As we approach another presidential election, it is interesting to look back on how the internet has evolved through the last fifteen years of politics. An early moment in the modern technical era of politics was the creation of a GOP Internet forum in 1997 at freerepublic.com. In 1998, the website moveon.org was created for progressives as a political community formed in response to the impeachment of President Bill Clinton.
Over the years, the internet has been used in many different ways to help and hinder political campaigns. Today, there are thousands of websites that relate to politics.
One popular use of the internet by politicians has been online fundraising. In 2000, Sen. John McCain managed to raise more than $500,000 over the internet in less than 24 hours after he won the New Hampshire primary. This was a significant amount of money at that time, and was a significant moment for online fundraising. In 2007, Ron Paul raised $4.3 million in 24 hours on November 5 largely through online donations, then again on December 16 his campaign brought in $6 million in 24 hours.
Also in 2000, the use of online ads became quite popular. In that campaign year, Republicans ran more than 20 unique banners on 35 websites, while the Democrats ran a single banner ad on Yahoo. The use of online ads evolved over the years and culminated in Democrat Scott Murphy's successful 2009 congressional district election which was supported by the new Google Blast Advertising Campaign, which blanketed sites running Google AdSense with Murphy ads targeted to people in his district.
In 2002, blog sites were not as common as they are today. Markos Moulitsas burst onto the scene with his blog site dailykos.com, and two years later he was among the first bloggers given press credentials to cover the Democratic National Convention in Boston. Over the years, well written blogs have garnered the attention of potential voters, so blog sites have become instrumental in all campaigns.
In addition to blog sites, social media has become a widespread online campaign method. Just like selling products, selling a candidate via social networking has become an art form. In 2006, Georgia Rep. Jack Kingston was one of the first to utilize social media by posting a video of what his campaign called Mailtube on YouTube, an attempt to reach out to constituents through the use of online video.

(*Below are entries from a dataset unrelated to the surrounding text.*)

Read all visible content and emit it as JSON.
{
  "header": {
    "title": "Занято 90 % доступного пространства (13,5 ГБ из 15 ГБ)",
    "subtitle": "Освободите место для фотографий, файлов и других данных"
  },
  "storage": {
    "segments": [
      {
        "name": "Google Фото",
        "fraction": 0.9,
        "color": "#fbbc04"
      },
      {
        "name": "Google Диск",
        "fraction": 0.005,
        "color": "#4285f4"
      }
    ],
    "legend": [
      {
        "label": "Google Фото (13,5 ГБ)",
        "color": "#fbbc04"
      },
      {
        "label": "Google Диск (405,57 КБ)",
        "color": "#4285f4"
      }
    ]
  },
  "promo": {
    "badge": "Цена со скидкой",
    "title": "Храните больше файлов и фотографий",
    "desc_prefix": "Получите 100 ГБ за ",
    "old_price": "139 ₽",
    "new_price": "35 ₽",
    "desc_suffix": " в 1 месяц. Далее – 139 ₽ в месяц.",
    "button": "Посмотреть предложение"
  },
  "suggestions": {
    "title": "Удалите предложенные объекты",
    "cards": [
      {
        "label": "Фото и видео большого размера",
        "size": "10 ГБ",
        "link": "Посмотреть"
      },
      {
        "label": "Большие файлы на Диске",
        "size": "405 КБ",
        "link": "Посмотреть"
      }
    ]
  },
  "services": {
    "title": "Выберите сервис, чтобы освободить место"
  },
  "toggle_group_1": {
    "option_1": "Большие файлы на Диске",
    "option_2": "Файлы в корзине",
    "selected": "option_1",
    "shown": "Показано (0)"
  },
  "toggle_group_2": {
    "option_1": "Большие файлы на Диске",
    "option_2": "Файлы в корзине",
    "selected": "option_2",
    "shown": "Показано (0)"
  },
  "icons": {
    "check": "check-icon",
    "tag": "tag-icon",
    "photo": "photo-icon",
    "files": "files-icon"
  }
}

In 2007, President Barack Obama took social networking to a new level with my.barackobama.com, which helped organize volunteers and supporters online. Facebook and Twitter also gave rise to an enormous amount of political activity in 2008. Facebook Connect was also launched which was a set of APIs from Facebook that enabled Facebook members to log onto third-party websites. This led to the integration of political websites and social networking websites, allowing a campaign to send out messages to the online community including Facebook and Twitter.
With elections fast approaching, how can you take advantage of your website hosting
account to participate in the coming elections? If you have a blog that garners enough visitors, you could be selling political campaign ads, or even get yourself media credentials for campaign events. In the end, the freedom to voice your opinion via your website is powerful, so don't keep quite...speak up now!